Excerpts from an interface dataset

★ ★ ★ ★ ★ ★ ★

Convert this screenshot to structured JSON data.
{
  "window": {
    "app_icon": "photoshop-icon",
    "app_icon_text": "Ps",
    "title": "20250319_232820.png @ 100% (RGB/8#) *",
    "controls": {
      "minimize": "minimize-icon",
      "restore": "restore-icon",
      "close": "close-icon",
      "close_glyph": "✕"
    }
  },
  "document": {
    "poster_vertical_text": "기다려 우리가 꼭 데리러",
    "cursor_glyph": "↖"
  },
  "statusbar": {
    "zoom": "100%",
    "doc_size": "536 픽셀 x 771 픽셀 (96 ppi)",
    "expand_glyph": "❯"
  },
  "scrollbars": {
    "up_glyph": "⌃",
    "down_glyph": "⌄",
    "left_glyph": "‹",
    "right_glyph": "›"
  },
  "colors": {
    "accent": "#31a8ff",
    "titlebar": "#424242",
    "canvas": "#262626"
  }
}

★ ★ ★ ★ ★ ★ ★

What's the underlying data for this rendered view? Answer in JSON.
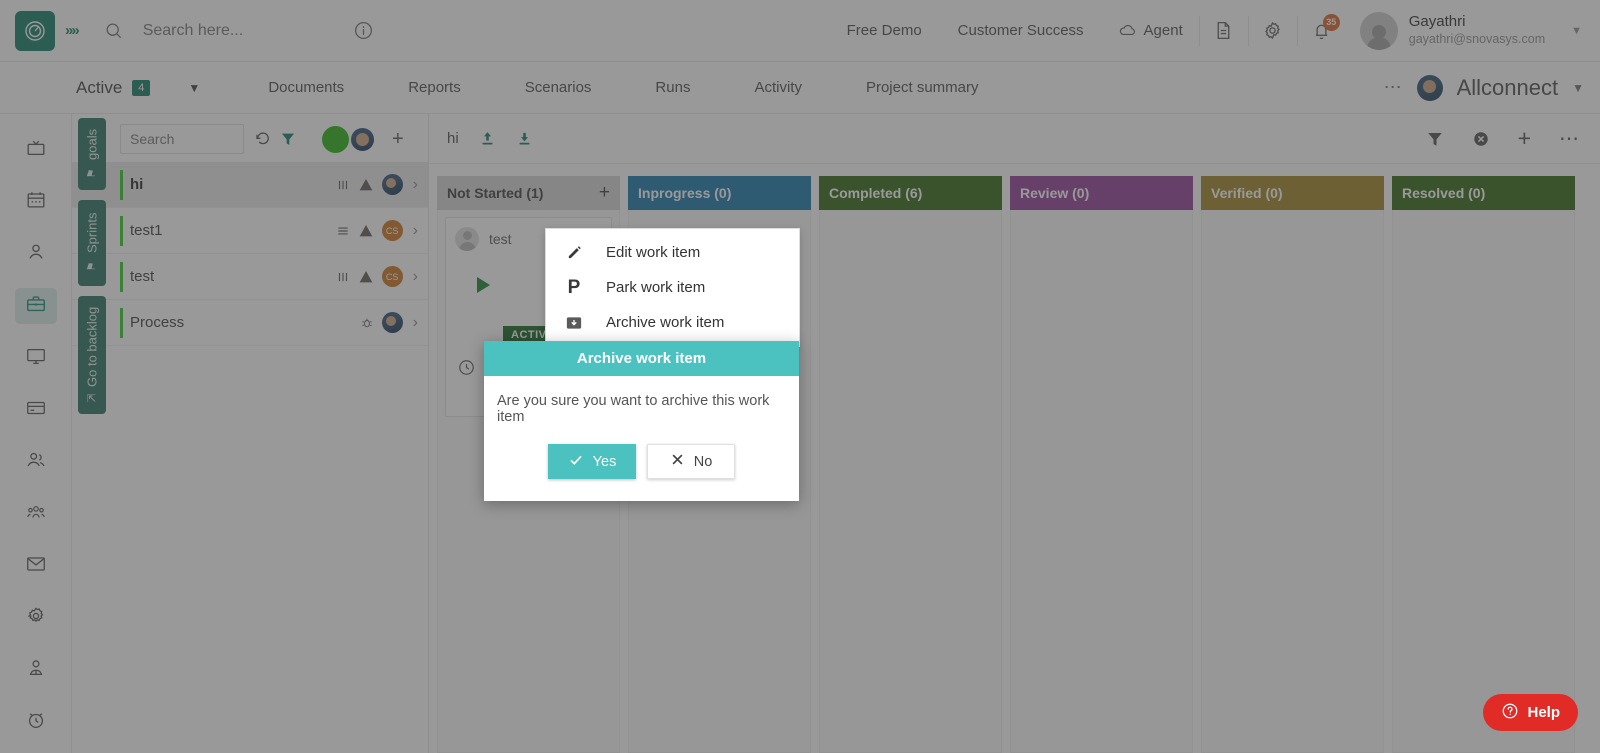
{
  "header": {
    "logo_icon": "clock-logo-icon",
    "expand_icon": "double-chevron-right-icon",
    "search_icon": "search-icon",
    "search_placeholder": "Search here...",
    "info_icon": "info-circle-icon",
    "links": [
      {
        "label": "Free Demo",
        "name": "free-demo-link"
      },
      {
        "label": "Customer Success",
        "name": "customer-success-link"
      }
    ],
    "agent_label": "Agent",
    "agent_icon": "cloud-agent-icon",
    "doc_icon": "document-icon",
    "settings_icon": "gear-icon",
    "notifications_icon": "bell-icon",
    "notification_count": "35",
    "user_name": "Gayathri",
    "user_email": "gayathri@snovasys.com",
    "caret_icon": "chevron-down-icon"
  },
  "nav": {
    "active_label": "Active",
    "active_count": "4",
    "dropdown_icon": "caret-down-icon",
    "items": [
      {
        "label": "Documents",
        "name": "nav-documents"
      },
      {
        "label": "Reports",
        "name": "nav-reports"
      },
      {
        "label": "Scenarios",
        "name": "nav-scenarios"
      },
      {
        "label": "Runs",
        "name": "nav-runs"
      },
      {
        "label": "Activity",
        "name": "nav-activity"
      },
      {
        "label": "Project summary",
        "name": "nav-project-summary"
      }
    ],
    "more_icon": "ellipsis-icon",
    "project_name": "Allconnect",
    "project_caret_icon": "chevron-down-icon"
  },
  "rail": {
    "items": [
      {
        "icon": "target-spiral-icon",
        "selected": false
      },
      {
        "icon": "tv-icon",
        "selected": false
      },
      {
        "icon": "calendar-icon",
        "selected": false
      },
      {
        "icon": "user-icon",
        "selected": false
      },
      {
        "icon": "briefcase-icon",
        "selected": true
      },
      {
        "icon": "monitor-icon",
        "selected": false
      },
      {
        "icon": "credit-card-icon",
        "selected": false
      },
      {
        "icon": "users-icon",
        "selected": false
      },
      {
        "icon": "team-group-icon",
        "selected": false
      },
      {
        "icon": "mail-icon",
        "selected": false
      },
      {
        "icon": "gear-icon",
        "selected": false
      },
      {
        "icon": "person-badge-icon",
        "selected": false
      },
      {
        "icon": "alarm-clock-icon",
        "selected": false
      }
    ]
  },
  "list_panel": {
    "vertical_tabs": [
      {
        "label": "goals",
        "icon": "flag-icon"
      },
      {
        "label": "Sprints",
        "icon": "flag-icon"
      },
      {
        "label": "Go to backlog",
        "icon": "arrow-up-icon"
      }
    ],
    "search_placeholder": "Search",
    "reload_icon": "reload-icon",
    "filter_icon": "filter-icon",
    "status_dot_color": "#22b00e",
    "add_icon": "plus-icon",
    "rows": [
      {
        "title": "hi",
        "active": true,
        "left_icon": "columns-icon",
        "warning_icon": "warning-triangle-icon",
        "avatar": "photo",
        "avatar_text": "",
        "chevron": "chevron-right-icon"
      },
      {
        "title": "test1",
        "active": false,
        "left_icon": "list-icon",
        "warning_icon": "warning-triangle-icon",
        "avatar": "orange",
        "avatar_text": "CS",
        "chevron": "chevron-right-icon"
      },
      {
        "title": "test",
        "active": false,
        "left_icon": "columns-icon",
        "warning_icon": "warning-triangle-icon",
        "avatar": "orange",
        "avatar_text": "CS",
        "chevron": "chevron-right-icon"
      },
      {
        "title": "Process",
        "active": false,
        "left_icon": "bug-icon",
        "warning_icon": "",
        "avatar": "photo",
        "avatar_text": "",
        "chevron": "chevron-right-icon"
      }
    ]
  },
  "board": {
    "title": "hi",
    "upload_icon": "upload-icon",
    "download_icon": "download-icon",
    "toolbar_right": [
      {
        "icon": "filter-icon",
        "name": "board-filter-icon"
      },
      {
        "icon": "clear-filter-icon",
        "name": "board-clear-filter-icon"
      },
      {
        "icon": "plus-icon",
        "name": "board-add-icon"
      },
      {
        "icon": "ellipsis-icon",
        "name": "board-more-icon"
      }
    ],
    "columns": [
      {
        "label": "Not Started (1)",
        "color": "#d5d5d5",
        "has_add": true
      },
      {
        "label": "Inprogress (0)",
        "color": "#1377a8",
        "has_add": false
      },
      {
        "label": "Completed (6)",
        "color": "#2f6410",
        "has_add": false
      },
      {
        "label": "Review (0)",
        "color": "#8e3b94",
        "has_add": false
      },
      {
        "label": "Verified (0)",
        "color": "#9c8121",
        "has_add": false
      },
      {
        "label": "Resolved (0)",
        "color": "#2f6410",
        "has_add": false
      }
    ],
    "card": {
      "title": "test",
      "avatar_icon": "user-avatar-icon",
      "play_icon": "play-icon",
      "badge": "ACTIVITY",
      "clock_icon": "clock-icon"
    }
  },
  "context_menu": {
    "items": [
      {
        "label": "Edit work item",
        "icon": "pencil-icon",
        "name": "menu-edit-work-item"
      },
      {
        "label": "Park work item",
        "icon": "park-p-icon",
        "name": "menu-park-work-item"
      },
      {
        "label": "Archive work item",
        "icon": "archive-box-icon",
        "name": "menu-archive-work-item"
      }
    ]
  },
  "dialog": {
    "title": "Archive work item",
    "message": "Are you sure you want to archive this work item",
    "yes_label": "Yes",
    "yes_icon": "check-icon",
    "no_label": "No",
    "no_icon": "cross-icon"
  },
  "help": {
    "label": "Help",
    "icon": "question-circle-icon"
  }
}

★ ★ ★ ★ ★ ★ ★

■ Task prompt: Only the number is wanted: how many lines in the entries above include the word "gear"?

■ Written solution: 2